> [What is needed] Look for the word "true" in the entries and copy each line where it appears.
::: Listed entries
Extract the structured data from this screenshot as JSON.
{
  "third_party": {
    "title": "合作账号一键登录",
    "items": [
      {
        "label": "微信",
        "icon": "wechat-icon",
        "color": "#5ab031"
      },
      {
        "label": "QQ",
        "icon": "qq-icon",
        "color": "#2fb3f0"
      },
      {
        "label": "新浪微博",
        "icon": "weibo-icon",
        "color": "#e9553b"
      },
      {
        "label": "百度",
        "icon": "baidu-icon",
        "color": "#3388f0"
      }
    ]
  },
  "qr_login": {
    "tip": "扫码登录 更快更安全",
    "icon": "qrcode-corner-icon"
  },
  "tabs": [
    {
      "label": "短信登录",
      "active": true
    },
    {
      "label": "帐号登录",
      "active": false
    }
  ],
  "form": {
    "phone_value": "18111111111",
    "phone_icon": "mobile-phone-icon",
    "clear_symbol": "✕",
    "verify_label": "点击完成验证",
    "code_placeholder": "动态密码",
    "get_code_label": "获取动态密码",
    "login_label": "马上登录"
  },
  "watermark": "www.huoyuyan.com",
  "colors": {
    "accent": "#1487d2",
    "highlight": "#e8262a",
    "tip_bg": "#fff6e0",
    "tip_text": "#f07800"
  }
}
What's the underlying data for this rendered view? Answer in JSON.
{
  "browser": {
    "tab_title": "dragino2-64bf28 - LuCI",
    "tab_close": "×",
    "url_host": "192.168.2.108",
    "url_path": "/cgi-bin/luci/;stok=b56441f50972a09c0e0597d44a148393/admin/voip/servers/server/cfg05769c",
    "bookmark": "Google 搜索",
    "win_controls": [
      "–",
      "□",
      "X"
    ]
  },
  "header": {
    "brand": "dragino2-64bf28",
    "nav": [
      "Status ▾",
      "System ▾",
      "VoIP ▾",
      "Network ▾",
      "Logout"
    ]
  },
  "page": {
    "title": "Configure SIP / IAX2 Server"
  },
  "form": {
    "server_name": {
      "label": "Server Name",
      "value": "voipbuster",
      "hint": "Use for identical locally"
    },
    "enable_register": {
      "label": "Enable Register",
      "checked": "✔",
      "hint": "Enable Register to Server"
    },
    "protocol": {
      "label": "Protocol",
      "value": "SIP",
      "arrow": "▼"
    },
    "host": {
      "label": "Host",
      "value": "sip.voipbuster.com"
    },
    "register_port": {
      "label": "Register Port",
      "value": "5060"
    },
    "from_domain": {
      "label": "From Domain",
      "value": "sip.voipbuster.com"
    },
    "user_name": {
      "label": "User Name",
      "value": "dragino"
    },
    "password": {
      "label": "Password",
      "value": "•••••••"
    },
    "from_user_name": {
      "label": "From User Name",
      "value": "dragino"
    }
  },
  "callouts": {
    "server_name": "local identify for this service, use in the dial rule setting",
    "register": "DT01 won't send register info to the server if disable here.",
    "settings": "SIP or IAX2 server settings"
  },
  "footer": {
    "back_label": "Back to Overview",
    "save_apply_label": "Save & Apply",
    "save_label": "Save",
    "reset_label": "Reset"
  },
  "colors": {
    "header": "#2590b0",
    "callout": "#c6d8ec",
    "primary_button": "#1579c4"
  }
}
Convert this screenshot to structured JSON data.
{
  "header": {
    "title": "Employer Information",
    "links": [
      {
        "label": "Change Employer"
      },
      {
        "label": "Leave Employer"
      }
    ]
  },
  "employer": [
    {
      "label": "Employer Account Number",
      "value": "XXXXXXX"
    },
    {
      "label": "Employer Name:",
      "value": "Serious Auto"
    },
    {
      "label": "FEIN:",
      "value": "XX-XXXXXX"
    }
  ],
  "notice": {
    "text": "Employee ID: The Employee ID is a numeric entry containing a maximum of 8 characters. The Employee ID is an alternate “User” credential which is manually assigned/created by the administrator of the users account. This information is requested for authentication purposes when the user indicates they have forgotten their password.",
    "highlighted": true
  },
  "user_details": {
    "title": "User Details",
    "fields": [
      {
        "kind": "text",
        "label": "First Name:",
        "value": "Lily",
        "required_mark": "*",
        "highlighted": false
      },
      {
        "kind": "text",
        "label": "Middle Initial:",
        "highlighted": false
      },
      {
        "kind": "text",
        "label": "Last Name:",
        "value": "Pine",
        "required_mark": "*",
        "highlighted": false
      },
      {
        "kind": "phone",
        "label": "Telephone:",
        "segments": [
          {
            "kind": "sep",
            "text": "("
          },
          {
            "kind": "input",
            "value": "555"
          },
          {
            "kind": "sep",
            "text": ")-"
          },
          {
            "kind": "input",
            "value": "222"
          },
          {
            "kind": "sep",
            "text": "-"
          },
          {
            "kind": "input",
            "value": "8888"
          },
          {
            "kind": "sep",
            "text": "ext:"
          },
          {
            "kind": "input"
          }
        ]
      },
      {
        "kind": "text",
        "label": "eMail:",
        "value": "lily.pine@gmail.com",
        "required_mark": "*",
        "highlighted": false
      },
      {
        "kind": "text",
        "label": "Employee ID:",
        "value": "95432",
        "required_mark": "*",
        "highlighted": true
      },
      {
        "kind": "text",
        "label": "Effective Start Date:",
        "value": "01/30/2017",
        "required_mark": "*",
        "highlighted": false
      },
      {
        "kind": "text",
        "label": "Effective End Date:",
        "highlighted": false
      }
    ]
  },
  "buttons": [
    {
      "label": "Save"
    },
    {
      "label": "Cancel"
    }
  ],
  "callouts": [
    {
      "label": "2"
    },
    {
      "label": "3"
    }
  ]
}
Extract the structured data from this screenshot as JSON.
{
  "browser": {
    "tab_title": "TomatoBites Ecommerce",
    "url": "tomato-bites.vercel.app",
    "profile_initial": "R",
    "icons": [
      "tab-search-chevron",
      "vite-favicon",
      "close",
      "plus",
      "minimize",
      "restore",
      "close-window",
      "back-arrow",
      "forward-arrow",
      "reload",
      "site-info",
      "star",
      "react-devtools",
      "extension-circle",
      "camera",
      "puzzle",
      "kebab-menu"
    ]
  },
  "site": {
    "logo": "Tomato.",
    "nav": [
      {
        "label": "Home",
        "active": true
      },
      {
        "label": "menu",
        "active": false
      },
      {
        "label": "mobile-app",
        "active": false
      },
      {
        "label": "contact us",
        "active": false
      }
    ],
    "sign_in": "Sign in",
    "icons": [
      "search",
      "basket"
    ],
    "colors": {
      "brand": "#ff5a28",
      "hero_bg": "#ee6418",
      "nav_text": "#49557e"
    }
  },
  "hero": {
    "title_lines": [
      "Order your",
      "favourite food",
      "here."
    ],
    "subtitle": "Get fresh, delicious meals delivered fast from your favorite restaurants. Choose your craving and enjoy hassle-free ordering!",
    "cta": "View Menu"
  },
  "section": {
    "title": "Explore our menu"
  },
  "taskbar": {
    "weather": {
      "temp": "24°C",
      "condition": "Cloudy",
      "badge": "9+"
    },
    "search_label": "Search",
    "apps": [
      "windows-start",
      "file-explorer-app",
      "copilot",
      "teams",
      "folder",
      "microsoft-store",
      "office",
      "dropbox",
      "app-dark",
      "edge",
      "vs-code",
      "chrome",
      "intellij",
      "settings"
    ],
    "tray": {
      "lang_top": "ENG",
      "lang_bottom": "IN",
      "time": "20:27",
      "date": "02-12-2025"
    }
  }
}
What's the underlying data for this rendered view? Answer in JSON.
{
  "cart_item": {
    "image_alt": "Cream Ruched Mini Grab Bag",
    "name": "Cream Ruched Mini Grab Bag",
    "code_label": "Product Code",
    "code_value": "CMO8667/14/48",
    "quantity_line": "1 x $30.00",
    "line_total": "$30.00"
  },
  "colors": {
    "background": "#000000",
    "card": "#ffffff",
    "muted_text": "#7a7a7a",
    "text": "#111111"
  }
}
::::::
> [Reply]
      "active": true
    "highlighted": true
        "highlighted": true
        "active": true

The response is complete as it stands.